“There’s no way that in the next six hours we can cover the entire complex history of Durham,” said David Malone, professor of education and director of the Duke Service-Learning Program, which sponsored the tour. “But we can show you enough to problematize” the idea of simple understandings of the Duke and Durham relationship.

The goal comes out of the Duke Service-Learning’s efforts to find more valuable ways to integrate academic programming into the local community. Duke has a long history of community engagement, Malone said, but too often Duke students have benefited more than the community members they work with.

He said the tour is one way to involve others in that effort to re-examine the university’s approach and to encourage faculty to participate in service-learning, community engaged research, and to get involved personally in the community.

“What we’re seeking here is reciprocity,” Malone said. “We want a relationship with the community that is more equal. The best way for [members of the Duke community] to see (the) Durham’s history and the history of Duke-Durham relations is to get off the campus and into the community. We’re going to take them into neighborhoods they haven’t seen before.”

Some of the Duke faculty and staff on the bus are new to Duke. Vice Provost Abbas Benmamoun said he was looking forward to seeing more of the city he now called home.  But others were longtime Duke employees and Durham residents who were hoping to go beyond the basic history of the community that they knew.

Barbara Lau told of the history of the neighborhoods the tour travelled through. The tour was led by Barbara Lau, director of the Pauli Murray Project, and two members of the Office of Durham and Regional Affairs: Sam Miglarese and Mayme Webb-Bledsoe.

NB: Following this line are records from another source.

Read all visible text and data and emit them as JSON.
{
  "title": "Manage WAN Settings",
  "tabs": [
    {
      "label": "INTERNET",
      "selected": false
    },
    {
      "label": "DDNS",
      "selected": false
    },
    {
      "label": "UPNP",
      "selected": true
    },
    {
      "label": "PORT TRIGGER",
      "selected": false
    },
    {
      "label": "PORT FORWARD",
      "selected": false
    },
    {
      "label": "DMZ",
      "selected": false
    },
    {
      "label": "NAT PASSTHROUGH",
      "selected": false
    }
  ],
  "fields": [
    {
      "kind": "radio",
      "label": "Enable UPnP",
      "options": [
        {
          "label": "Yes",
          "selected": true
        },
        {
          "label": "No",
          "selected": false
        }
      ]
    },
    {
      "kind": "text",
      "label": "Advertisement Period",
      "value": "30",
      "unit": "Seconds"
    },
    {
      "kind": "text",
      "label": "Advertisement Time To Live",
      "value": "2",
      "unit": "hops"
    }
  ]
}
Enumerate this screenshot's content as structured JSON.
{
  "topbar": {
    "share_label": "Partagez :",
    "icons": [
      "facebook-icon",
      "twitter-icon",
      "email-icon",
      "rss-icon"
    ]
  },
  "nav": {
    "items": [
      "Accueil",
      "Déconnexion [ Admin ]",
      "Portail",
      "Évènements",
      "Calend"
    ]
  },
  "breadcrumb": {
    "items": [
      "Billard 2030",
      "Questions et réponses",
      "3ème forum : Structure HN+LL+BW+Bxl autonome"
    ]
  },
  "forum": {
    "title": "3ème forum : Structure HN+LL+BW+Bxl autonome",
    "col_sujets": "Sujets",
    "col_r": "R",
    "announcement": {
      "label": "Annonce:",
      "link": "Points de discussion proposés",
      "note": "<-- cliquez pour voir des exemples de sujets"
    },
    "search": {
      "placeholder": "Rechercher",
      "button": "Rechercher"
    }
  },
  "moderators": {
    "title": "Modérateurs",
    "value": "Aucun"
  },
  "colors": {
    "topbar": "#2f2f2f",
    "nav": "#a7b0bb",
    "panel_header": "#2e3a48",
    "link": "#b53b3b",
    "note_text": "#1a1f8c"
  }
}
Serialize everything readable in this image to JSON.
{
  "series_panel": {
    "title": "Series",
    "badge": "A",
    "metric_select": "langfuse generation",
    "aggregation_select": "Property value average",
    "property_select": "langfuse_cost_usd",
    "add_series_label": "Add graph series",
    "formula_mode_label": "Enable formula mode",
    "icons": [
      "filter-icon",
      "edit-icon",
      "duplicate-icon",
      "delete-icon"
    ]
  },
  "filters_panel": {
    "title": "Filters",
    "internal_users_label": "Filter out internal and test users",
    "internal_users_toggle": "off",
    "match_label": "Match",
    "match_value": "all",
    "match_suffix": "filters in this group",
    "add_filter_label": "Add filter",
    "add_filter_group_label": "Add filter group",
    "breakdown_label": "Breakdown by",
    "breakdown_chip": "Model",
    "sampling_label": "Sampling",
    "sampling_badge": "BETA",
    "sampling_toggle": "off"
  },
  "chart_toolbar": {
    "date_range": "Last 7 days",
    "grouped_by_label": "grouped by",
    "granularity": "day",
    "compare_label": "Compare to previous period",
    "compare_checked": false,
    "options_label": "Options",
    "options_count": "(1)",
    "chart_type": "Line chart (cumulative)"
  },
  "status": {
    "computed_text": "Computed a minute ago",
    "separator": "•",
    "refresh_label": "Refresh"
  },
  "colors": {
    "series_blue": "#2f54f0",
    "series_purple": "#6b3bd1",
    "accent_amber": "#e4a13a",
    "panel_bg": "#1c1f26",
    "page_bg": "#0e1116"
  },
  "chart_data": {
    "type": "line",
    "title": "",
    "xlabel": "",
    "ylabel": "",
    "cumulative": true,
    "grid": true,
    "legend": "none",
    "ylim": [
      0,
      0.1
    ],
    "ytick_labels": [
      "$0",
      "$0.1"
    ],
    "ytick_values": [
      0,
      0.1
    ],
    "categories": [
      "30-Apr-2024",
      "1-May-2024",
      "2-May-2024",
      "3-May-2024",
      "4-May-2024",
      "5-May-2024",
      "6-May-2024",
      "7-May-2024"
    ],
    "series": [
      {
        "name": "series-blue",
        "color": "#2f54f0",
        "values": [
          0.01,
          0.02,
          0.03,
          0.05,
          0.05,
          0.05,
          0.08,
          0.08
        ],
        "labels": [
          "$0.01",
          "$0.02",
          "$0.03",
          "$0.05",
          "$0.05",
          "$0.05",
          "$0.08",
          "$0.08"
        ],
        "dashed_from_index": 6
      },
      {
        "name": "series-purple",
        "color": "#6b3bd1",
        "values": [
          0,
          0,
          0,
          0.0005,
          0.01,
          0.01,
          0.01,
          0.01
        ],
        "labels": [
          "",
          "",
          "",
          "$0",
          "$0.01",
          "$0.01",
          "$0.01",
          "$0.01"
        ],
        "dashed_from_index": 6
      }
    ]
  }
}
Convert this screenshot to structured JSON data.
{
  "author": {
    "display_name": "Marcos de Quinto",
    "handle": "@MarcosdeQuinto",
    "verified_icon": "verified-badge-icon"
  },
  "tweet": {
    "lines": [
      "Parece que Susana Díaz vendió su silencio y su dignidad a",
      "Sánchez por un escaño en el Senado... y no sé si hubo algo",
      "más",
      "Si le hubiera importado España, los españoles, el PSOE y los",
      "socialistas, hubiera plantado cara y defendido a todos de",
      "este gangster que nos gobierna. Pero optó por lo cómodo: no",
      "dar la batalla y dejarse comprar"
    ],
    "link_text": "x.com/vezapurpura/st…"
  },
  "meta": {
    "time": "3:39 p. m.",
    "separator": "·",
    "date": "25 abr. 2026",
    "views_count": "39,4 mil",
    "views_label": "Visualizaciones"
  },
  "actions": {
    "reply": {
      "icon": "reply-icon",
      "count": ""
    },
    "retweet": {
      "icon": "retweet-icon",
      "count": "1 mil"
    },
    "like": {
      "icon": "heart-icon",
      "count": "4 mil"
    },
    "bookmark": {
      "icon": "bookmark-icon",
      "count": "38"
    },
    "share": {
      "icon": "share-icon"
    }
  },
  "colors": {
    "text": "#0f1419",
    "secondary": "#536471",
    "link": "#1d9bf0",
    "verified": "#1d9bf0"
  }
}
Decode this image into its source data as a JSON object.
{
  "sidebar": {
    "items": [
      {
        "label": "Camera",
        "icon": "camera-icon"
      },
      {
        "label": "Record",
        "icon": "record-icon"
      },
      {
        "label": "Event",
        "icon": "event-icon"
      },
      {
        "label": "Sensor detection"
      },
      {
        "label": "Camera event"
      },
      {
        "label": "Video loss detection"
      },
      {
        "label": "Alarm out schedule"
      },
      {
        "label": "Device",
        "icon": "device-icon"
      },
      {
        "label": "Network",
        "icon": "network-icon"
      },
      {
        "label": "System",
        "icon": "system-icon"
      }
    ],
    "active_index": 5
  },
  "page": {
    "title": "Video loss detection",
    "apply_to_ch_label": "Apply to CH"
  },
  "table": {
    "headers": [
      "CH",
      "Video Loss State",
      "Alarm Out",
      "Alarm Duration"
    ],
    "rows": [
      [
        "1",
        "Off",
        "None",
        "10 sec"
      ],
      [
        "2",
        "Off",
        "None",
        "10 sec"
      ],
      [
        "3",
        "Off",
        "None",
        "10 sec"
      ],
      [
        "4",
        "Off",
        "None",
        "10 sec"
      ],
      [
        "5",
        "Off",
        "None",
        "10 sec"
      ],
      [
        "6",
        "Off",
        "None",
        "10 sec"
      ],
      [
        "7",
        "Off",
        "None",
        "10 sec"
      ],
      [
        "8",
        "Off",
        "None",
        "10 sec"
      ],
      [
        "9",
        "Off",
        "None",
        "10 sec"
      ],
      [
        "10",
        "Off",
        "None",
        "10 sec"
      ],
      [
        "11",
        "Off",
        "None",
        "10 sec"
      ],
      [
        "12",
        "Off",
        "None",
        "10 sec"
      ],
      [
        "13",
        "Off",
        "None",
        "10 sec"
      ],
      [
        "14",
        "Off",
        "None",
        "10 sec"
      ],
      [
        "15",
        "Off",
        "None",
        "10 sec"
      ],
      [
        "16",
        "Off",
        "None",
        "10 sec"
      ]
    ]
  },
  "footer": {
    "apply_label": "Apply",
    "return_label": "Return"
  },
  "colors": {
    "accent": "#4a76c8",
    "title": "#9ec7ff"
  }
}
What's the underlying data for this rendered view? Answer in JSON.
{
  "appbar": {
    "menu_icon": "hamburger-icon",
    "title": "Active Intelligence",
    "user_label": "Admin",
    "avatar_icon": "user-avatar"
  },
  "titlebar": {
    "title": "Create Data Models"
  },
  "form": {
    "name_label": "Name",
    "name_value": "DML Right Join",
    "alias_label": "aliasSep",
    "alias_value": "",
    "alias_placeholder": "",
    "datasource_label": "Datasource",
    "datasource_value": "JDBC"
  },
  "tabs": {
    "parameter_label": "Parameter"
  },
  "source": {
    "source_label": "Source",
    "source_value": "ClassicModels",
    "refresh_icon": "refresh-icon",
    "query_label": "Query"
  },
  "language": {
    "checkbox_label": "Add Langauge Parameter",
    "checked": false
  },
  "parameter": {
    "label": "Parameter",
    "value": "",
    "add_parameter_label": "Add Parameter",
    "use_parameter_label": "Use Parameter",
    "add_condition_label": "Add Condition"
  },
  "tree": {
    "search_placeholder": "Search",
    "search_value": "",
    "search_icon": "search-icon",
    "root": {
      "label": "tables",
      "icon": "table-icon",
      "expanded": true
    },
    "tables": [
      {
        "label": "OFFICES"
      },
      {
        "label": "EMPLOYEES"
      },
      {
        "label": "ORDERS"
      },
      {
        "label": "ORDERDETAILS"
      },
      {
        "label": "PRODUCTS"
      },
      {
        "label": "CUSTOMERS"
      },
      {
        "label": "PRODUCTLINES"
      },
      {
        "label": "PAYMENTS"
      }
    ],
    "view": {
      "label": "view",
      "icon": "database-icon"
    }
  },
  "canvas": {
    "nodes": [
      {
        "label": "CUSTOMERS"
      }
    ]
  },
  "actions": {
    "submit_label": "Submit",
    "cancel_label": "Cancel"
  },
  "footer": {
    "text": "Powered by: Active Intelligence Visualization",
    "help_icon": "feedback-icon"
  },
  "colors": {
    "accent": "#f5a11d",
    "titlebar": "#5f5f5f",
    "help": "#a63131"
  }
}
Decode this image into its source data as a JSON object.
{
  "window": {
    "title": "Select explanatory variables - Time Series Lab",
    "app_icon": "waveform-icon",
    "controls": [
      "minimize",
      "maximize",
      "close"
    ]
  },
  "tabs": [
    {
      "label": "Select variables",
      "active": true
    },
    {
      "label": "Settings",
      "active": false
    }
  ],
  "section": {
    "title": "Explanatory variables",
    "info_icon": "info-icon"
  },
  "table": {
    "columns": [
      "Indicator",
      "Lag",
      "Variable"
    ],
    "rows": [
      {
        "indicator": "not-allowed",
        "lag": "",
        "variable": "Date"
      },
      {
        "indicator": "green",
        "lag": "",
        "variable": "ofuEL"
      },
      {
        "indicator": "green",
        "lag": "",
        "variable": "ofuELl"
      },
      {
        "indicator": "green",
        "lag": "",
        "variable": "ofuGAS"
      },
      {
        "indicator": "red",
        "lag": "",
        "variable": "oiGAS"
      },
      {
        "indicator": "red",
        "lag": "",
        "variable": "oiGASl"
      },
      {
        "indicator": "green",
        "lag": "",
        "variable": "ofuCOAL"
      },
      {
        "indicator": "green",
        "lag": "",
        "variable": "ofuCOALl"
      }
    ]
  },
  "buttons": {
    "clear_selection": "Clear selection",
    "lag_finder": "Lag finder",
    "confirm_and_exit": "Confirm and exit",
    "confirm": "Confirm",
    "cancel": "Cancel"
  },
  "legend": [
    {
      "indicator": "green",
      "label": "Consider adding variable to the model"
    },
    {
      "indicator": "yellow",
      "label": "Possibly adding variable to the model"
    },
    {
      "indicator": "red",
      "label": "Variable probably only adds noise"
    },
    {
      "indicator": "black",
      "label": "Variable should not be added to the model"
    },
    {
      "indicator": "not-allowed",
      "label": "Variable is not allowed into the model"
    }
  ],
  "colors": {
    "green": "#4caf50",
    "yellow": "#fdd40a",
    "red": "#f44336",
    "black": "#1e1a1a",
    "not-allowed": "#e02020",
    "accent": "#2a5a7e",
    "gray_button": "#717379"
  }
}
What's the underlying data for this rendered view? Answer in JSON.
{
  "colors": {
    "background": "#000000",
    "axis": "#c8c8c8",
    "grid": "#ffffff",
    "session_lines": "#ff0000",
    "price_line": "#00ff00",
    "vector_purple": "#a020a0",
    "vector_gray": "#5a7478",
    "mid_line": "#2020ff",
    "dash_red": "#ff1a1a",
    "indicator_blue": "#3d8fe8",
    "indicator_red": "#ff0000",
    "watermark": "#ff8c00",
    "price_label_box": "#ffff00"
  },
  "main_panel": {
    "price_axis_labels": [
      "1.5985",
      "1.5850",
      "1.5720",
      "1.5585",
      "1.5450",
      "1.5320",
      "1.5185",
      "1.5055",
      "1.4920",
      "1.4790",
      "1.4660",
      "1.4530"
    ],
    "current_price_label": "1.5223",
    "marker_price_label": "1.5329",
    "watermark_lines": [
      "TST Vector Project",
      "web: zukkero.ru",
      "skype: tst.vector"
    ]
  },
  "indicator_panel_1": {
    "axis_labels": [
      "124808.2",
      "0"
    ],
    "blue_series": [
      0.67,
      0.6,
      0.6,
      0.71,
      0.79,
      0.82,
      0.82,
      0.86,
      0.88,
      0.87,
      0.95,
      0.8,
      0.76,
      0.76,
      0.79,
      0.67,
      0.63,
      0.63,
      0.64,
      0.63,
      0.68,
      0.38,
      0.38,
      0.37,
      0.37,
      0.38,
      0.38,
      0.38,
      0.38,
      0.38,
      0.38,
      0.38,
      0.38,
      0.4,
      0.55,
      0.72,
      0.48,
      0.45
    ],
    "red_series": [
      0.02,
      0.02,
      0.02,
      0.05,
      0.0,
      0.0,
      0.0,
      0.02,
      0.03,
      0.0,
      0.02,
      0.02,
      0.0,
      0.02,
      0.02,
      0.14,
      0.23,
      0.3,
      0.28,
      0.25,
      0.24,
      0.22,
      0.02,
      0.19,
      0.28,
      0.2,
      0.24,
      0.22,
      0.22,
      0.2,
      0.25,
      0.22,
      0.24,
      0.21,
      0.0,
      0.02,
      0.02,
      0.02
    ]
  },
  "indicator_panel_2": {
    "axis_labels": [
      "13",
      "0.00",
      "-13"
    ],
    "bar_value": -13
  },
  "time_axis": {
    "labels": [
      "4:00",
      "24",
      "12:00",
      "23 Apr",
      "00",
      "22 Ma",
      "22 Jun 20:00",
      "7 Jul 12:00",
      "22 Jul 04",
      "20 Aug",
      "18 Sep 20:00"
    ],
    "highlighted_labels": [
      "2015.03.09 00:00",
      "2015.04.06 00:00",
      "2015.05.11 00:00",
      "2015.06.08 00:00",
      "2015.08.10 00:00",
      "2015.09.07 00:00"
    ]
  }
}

Some of the sights were familiar: The former tobacco district turned into a thriving downtown district filled with office and residential space. Webb-Bledsoe explained how Duke’s approach of not buying space in Durham’s buildings but leasing it was intentionally done to keep the land on local tax rolls, providing needed tax revenue.

A stop at North Carolina Central University and its art museum led to a discussion of the growing collaborations between Duke and the state’s first historically black institution of higher education. Launched in 1910, NC Central was brought to life by remarkable educator James Shepard and supported by some of the same African-American entrepreneurs whose energy led Durham’s Parrish Street to be known as the “Black Wall Street.”

Webb-Bledsoe told the story of how the Durham Freeway ripped apart thriving African-American neighborhoods in the 1960s, dispersing residents elsewhere and robbing the communities of a hard-earned economic vitality. Some have not recovered five decades later.

Issues such as degraded neighborhoods have been a challenge for the university to approach, said Webb-Bledsoe. Duke can point to several successful efforts to strengthen neighborhoods through promotion of homeownership by Duke employees.  But some efforts have failed despite the best of intentions.

Like Malone and the Service-Learning program, Webb-Bledsoe said the university is seeking ways to cultivate more reciprocal relationships when it engages communities and neighborhoods.

“The questions we have to ask is what tools do we have to talk to people in these communities on an equal basis and make them feel like they are part of a conversation and that we value their voices as important?” she said.

Throughout the day, the bus passed through key points of Durham’s history and contemporary community organization. Stops included the renovated Whitted School, once a historic school in the predominantly African-American Southside neighborhood now turned into a center combining both assisted living for seniors and a pre-K school for local children. Other visits went through South End, Durham Central Park and the Lakewood and Walltown neighborhoods.

After noon, the Duke contingent had lunch on Parrish Street, where they broke into different tables and met representatives from community organizations who discussed the work they do in Durham and how Duke can best assist that effort.